Wednesday's opening session brought eight Apollo-era astronauts together.
Now ranging in age from 76 to 84, the former astronauts may have slowed somewhat physically, but they took part in a spirited discussion on the future of space exploration.
All seem frustrated by the apparent stagnation of the current U.S. space program, but they said they are encouraged by the entry of private ventures into the field.
Rusty Schweickart flew on Apollo 9 back in 1969. He says commercial space flight is the best thing to happen to space exploration since the days of Apollo.
"When you go today to any gathering of people involved in private space initiatives, the juices are flowing. It's exciting.

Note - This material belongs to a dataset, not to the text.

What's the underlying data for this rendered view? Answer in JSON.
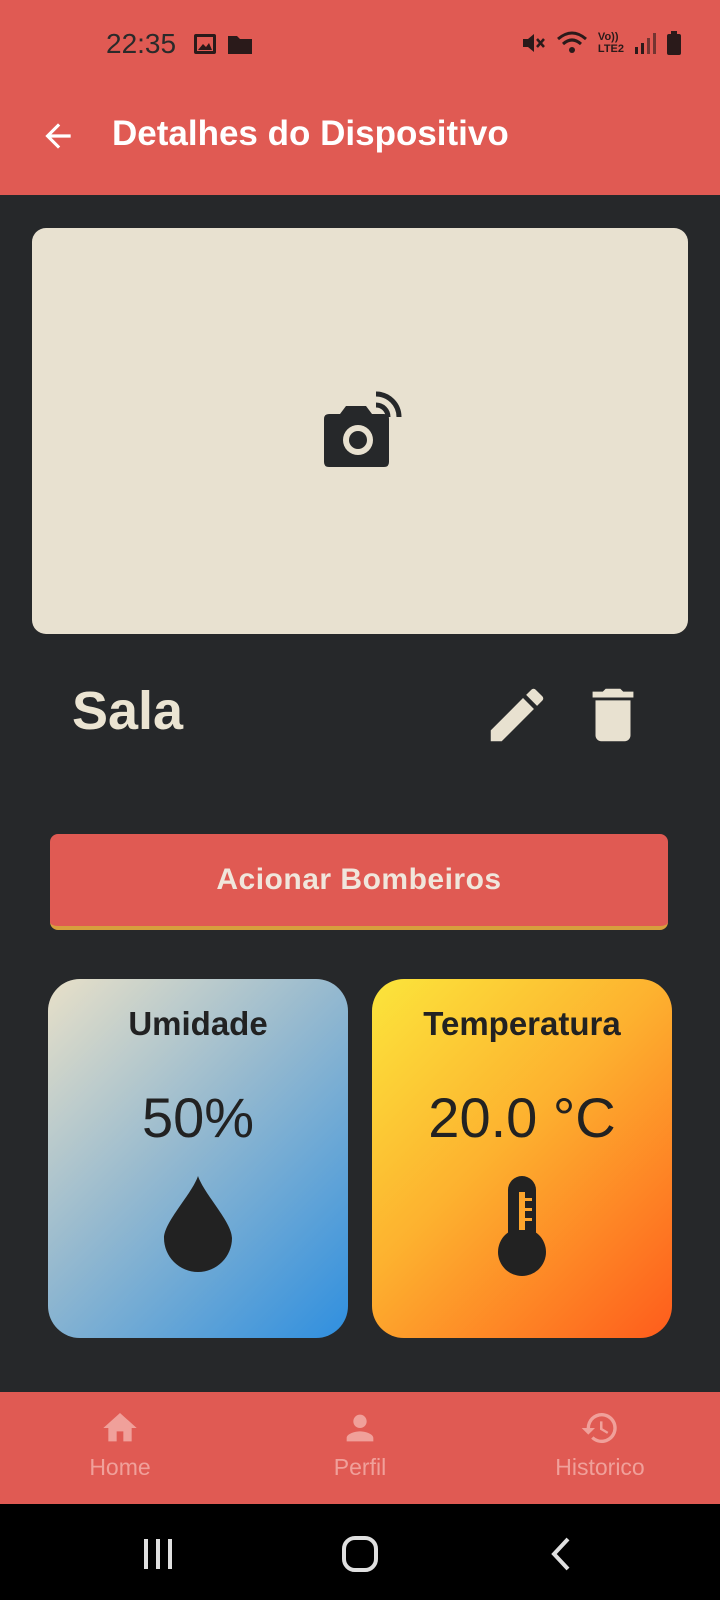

I mean, it's a rock concert, man. I mean things are really bubbling," Schweickart said.
Retired astronaut Charlie Duke, 79, is the youngest man to ever walk on the moon. He says he respects the innovative work of companies like Elon Musk's SpaceX, and said those types of firms will have to be profitable in order to stay in the game.

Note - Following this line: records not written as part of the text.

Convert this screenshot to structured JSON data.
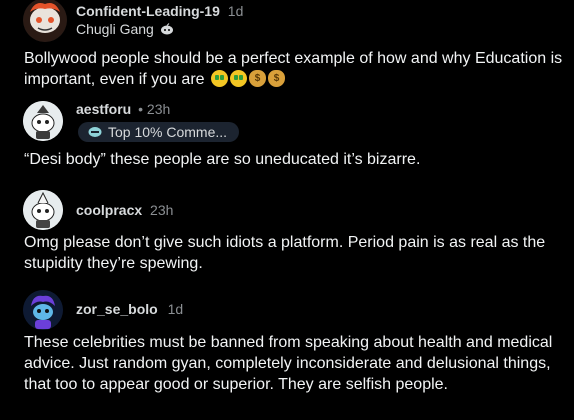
{
  "post": {
    "author": "Confident-Leading-19",
    "time": "1d",
    "community": "Chugli Gang",
    "community_icon": "robot-icon",
    "body": "Bollywood people should be a perfect example of how and why Education is important, even if you are",
    "emojis": [
      "money-mouth-face",
      "money-mouth-face",
      "money-bag",
      "money-bag"
    ]
  },
  "comments": [
    {
      "author": "aestforu",
      "time": "• 23h",
      "badge": "Top 10% Comme...",
      "badge_icon": "comment-award-icon",
      "body": "“Desi body” these people are so uneducated it’s bizarre."
    },
    {
      "author": "coolpracx",
      "time": "23h",
      "body": "Omg please don’t give such idiots a platform. Period pain is as real as the stupidity they’re spewing."
    },
    {
      "author": "zor_se_bolo",
      "time": "1d",
      "body": "These celebrities must be banned from speaking about health and medical advice.  Just random gyan, completely inconsiderate and delusional things, that too to appear good or superior. They are selfish people."
    }
  ],
  "colors": {
    "background": "#000000",
    "text": "#f2f4f5",
    "meta": "#8b8f93",
    "badge_bg": "#1c2430"
  }
}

"I think he [Musk] has some great ideas with his automobiles and his spacecraft. But it's going to take NASA's money or the government money to get it done," Duke said.
The astronauts also tackled the question of sending humans to Mars.
Apollo 11 Astronaut Buzz Aldrin advocates a trip to the Red Planet, even if it means the voyage is one way.
"What are they going to do when you bring them back here that can possibly compare in the value that they would be if they stayed there and Mars wasn't empty?" Aldrin said. "And now we are establishing an outpost on another planet. That is a big deal."
The MIT AeroAstro Centennial Symposium continues Thursday and concludes with a discussion Friday with SpaceX's Musk.
This segment aired on October 23, 2014.